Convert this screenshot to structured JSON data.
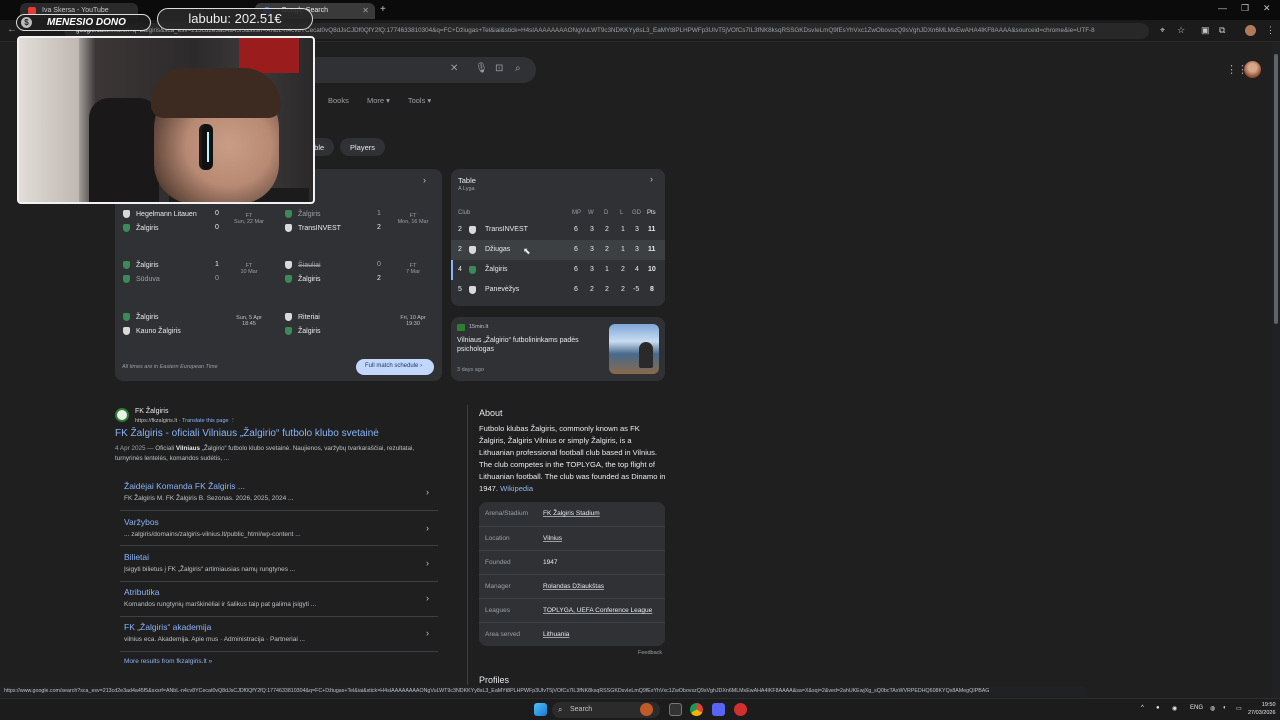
{
  "browser": {
    "tabs": [
      {
        "title": "Iva Skersa - YouTube"
      },
      {
        "title": "- Google Search"
      }
    ],
    "url_host": "google.com",
    "url_rest": "/search?q=Žalgiris&sca_esv=213cd2e3ad4a45f5&sxsrf=ANbL-n4cv8YCecat0vQ8dJsCJDf0QfY2fQ:1774633810304&q=FC+Džiugas+Tel&iai&stick=H4sIAAAAAAAAONgVuLWT9c3NDKKYy8sL3_EaMYt8PLHPWFp3UIvT5jVOfCs7IL3fNK8ksqRSSGKDsvIeLmQ9fEsYhVxc1ZwObovszQ9sVghJDXn6MLMxEwAHA4IKF8AAAA&sourceid=chrome&ie=UTF-8",
    "status_url": "https://www.google.com/search?sca_esv=213cd2e3ad4a45f5&sxsrf=ANbL-n4cv8YCecat0vQ8dJsCJDf0QfY2fQ:1774633810304&q=FC+Džiugas+Tel&iai&stick=H4sIAAAAAAAAONgVuLWT9c3NDKKYy8sL3_EaMYt8PLHPWFp3UIvT5jVOfCs7IL3fNK8ksqRSSGKDsvIeLmQ9fEsYhVxc1ZwObovszQ9sVghJDXn6MLMxEwAHA4IKF8AAAA&sa=X&sqi=2&ved=2ahUKEwjXg_sQ0bcTAxWVRPEDHQ608KYQx8AMegQIPBAG"
  },
  "stream": {
    "dono_name": "MENESIO DONO",
    "dono_amount": "labubu: 202.51€"
  },
  "google": {
    "tabs": [
      "Books",
      "More ▾",
      "Tools ▾"
    ],
    "chips": [
      "able",
      "Players"
    ]
  },
  "matches": {
    "games": [
      {
        "home": "Hegelmann Litauen",
        "home_score": "0",
        "away": "Žalgiris",
        "away_score": "0",
        "status": "FT",
        "date": "Sun, 22 Mar"
      },
      {
        "home": "Žalgiris",
        "home_score": "1",
        "away": "TransINVEST",
        "away_score": "2",
        "status": "FT",
        "date": "Mon, 16 Mar"
      },
      {
        "home": "Žalgiris",
        "home_score": "1",
        "away": "Sūduva",
        "away_score": "0",
        "status": "FT",
        "date": "10 Mar"
      },
      {
        "home": "Šiauliai",
        "home_score": "0",
        "away": "Žalgiris",
        "away_score": "2",
        "status": "FT",
        "date": "7 Mar"
      },
      {
        "home": "Žalgiris",
        "away": "Kauno Žalgiris",
        "date": "Sun, 5 Apr",
        "time": "18:45"
      },
      {
        "home": "Riteriai",
        "away": "Žalgiris",
        "date": "Fri, 10 Apr",
        "time": "19:30"
      }
    ],
    "footnote": "All times are in Eastern European Time",
    "schedule_button": "Full match schedule"
  },
  "table": {
    "title": "Table",
    "league": "A Lyga",
    "headers": [
      "Club",
      "MP",
      "W",
      "D",
      "L",
      "GD",
      "Pts"
    ],
    "rows": [
      {
        "pos": "2",
        "club": "TransINVEST",
        "mp": "6",
        "w": "3",
        "d": "2",
        "l": "1",
        "gd": "3",
        "pts": "11"
      },
      {
        "pos": "2",
        "club": "Džiugas",
        "mp": "6",
        "w": "3",
        "d": "2",
        "l": "1",
        "gd": "3",
        "pts": "11"
      },
      {
        "pos": "4",
        "club": "Žalgiris",
        "mp": "6",
        "w": "3",
        "d": "1",
        "l": "2",
        "gd": "4",
        "pts": "10"
      },
      {
        "pos": "5",
        "club": "Panevėžys",
        "mp": "6",
        "w": "2",
        "d": "2",
        "l": "2",
        "gd": "-5",
        "pts": "8"
      }
    ]
  },
  "news": {
    "source": "15min.lt",
    "headline": "Vilniaus „Žalgirio“ futbolininkams padės psichologas",
    "age": "3 days ago"
  },
  "result": {
    "site_name": "FK Žalgiris",
    "site_url": "https://fkzalgiris.lt",
    "translate": "Translate this page",
    "title": "FK Žalgiris - oficiali Vilniaus „Žalgirio“ futbolo klubo svetainė",
    "snippet_date": "4 Apr 2025 —",
    "snippet_pre": " Oficiali ",
    "snippet_bold": "Vilniaus",
    "snippet_post": " „Žalgirio“ futbolo klubo svetainė. Naujienos, varžybų tvarkaraščiai, rezultatai, turnyrinės lentelės, komandos sudėtis, ...",
    "sublinks": [
      {
        "title": "Žaidėjai Komanda FK Žalgiris ...",
        "desc": "FK Žalgiris M. FK Žalgiris B. Sezonas. 2026, 2025, 2024 ..."
      },
      {
        "title": "Varžybos",
        "desc": "... zalgiris/domains/zalgiris-vilnius.lt/public_html/wp-content ..."
      },
      {
        "title": "Bilietai",
        "desc": "Įsigyti bilietus į FK „Žalgiris“ artimiausias namų rungtynes ..."
      },
      {
        "title": "Atributika",
        "desc": "Komandos rungtynių marškinėliai ir šalikus taip pat galima įsigyti ..."
      },
      {
        "title": "FK „Žalgiris“ akademija",
        "desc": "vilnius eca. Akademija. Apie mus · Administracija · Partneriai ..."
      }
    ],
    "more": "More results from fkzalgiris.lt »"
  },
  "about": {
    "heading": "About",
    "text": "Futbolo klubas Žalgiris, commonly known as FK Žalgiris, Žalgiris Vilnius or simply Žalgiris, is a Lithuanian professional football club based in Vilnius. The club competes in the TOPLYGA, the top flight of Lithuanian football. The club was founded as Dinamo in 1947.",
    "source_link": "Wikipedia",
    "facts": [
      {
        "key": "Arena/Stadium",
        "value": "FK Žalgiris Stadium"
      },
      {
        "key": "Location",
        "value": "Vilnius"
      },
      {
        "key": "Founded",
        "value": "1947"
      },
      {
        "key": "Manager",
        "value": "Rolandas Džiaukštas"
      },
      {
        "key": "Leagues",
        "value": "TOPLYGA, UEFA Conference League"
      },
      {
        "key": "Area served",
        "value": "Lithuania"
      }
    ],
    "feedback": "Feedback",
    "profiles": "Profiles"
  },
  "taskbar": {
    "search": "Search",
    "lang": "ENG",
    "time": "19:50",
    "date": "27/03/2026"
  },
  "colors": {
    "accent_link": "#8ab4f8",
    "panel": "#303134",
    "background": "#1f1f1f",
    "club_green": "#3c8a57"
  }
}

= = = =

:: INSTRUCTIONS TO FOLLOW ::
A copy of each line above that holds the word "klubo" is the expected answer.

:: WRITTEN REPLY ::
    "title": "FK Žalgiris - oficiali Vilniaus „Žalgirio“ futbolo klubo svetainė",
    "snippet_post": " „Žalgirio“ futbolo klubo svetainė. Naujienos, varžybų tvarkaraščiai, rezultatai, turnyrinės lentelės, komandos sudėtis, ...",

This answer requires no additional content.